• **Brief**:
Pull out each line of the records holding the string "price".
*** Begin section ***
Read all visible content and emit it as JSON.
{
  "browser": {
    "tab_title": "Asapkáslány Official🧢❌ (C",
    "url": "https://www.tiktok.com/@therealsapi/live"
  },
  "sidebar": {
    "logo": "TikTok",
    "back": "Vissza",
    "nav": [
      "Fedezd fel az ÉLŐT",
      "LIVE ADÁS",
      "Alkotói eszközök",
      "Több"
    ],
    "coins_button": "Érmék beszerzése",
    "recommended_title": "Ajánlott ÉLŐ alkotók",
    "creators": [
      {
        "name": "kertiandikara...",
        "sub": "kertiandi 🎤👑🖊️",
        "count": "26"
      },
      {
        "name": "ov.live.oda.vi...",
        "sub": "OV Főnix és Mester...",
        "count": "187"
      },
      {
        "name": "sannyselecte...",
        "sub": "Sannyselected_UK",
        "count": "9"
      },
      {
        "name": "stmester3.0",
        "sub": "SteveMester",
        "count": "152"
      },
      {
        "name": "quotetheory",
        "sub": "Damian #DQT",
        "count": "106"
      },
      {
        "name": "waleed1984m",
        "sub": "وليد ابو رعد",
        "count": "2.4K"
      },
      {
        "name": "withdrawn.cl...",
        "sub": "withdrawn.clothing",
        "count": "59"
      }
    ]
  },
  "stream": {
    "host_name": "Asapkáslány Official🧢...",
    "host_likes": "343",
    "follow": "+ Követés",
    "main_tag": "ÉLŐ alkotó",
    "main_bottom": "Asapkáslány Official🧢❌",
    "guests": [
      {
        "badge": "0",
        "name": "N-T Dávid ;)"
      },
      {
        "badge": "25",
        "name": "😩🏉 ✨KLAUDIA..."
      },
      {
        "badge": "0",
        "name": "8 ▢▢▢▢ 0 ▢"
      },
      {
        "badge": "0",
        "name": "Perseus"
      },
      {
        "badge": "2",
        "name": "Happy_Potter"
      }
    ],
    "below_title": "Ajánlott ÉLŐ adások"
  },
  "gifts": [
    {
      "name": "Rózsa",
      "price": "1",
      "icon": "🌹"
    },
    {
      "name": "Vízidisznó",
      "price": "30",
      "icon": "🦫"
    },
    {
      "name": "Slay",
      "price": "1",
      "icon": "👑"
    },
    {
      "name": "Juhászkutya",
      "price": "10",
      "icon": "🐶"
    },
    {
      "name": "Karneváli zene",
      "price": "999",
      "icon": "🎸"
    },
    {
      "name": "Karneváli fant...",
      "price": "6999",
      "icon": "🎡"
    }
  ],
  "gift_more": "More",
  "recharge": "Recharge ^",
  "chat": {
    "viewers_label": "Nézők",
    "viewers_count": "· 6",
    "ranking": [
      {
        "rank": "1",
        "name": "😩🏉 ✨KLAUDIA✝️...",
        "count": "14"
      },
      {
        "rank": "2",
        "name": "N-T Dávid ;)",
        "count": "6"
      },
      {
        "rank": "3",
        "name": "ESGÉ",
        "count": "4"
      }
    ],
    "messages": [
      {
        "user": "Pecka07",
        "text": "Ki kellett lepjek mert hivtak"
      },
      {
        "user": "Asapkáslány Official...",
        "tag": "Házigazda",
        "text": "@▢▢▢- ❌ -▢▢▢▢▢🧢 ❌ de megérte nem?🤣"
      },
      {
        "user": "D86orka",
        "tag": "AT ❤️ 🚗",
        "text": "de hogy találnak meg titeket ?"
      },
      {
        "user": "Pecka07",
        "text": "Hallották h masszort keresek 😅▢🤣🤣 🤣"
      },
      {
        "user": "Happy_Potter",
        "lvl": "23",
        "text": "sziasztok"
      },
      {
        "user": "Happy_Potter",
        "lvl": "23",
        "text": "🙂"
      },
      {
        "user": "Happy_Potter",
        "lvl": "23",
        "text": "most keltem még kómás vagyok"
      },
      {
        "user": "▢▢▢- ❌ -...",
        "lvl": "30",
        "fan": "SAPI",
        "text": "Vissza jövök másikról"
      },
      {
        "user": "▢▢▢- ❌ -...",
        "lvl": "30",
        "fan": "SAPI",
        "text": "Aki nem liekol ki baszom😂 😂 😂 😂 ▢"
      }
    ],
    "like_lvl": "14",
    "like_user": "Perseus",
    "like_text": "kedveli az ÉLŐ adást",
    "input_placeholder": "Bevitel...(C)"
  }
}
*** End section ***
• **Your solution**:
      "price": "1",
      "price": "30",
      "price": "1",
      "price": "10",
      "price": "999",
      "price": "6999",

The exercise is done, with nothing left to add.